- **DATA EXTRACT**:
------------------------
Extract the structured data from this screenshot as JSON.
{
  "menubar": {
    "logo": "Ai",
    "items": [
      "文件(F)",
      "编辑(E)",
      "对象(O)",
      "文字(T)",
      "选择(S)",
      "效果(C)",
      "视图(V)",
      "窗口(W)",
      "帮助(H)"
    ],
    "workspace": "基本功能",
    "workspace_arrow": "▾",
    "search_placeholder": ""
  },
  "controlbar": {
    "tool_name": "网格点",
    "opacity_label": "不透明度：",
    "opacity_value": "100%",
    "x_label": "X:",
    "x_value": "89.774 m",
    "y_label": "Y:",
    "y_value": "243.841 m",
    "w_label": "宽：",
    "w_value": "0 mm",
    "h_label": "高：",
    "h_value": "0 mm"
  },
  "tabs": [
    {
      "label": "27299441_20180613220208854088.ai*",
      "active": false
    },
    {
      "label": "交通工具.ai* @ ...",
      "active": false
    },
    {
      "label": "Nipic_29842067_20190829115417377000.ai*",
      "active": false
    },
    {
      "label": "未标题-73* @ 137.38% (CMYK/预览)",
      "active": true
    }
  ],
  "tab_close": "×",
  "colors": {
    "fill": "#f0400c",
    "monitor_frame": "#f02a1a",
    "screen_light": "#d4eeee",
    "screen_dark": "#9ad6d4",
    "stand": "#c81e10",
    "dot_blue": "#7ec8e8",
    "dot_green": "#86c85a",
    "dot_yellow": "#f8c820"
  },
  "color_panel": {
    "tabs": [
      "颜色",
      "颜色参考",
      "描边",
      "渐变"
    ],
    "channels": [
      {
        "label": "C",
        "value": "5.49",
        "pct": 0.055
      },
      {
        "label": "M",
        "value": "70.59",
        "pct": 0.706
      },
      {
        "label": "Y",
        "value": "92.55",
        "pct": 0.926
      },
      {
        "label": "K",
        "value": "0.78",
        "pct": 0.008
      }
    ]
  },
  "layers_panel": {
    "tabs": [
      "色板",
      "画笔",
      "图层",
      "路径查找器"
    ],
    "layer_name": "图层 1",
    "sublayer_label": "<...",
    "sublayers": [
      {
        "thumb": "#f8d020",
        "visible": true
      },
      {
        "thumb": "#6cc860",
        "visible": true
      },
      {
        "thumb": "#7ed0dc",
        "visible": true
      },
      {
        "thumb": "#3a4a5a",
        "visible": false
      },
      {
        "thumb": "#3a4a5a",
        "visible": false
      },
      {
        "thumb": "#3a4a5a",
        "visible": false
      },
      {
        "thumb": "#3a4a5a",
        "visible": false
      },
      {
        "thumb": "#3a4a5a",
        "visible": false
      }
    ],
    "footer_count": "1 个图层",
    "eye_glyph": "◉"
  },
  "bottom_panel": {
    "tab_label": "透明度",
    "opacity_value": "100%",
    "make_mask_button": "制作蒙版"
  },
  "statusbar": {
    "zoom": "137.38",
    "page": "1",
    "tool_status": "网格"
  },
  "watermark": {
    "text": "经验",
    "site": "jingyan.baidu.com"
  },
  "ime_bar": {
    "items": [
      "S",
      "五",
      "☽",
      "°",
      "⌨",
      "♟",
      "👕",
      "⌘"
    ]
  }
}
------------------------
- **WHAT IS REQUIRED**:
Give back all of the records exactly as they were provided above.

- **EXERCISE RESULT**:
Extract the structured data from this screenshot as JSON.
{
  "menubar": {
    "logo": "Ai",
    "items": [
      "文件(F)",
      "编辑(E)",
      "对象(O)",
      "文字(T)",
      "选择(S)",
      "效果(C)",
      "视图(V)",
      "窗口(W)",
      "帮助(H)"
    ],
    "workspace": "基本功能",
    "workspace_arrow": "▾",
    "search_placeholder": ""
  },
  "controlbar": {
    "tool_name": "网格点",
    "opacity_label": "不透明度：",
    "opacity_value": "100%",
    "x_label": "X:",
    "x_value": "89.774 m",
    "y_label": "Y:",
    "y_value": "243.841 m",
    "w_label": "宽：",
    "w_value": "0 mm",
    "h_label": "高：",
    "h_value": "0 mm"
  },
  "tabs": [
    {
      "label": "27299441_20180613220208854088.ai*",
      "active": false
    },
    {
      "label": "交通工具.ai* @ ...",
      "active": false
    },
    {
      "label": "Nipic_29842067_20190829115417377000.ai*",
      "active": false
    },
    {
      "label": "未标题-73* @ 137.38% (CMYK/预览)",
      "active": true
    }
  ],
  "tab_close": "×",
  "colors": {
    "fill": "#f0400c",
    "monitor_frame": "#f02a1a",
    "screen_light": "#d4eeee",
    "screen_dark": "#9ad6d4",
    "stand": "#c81e10",
    "dot_blue": "#7ec8e8",
    "dot_green": "#86c85a",
    "dot_yellow": "#f8c820"
  },
  "color_panel": {
    "tabs": [
      "颜色",
      "颜色参考",
      "描边",
      "渐变"
    ],
    "channels": [
      {
        "label": "C",
        "value": "5.49",
        "pct": 0.055
      },
      {
        "label": "M",
        "value": "70.59",
        "pct": 0.706
      },
      {
        "label": "Y",
        "value": "92.55",
        "pct": 0.926
      },
      {
        "label": "K",
        "value": "0.78",
        "pct": 0.008
      }
    ]
  },
  "layers_panel": {
    "tabs": [
      "色板",
      "画笔",
      "图层",
      "路径查找器"
    ],
    "layer_name": "图层 1",
    "sublayer_label": "<...",
    "sublayers": [
      {
        "thumb": "#f8d020",
        "visible": true
      },
      {
        "thumb": "#6cc860",
        "visible": true
      },
      {
        "thumb": "#7ed0dc",
        "visible": true
      },
      {
        "thumb": "#3a4a5a",
        "visible": false
      },
      {
        "thumb": "#3a4a5a",
        "visible": false
      },
      {
        "thumb": "#3a4a5a",
        "visible": false
      },
      {
        "thumb": "#3a4a5a",
        "visible": false
      },
      {
        "thumb": "#3a4a5a",
        "visible": false
      }
    ],
    "footer_count": "1 个图层",
    "eye_glyph": "◉"
  },
  "bottom_panel": {
    "tab_label": "透明度",
    "opacity_value": "100%",
    "make_mask_button": "制作蒙版"
  },
  "statusbar": {
    "zoom": "137.38",
    "page": "1",
    "tool_status": "网格"
  },
  "watermark": {
    "text": "经验",
    "site": "jingyan.baidu.com"
  },
  "ime_bar": {
    "items": [
      "S",
      "五",
      "☽",
      "°",
      "⌨",
      "♟",
      "👕",
      "⌘"
    ]
  }
}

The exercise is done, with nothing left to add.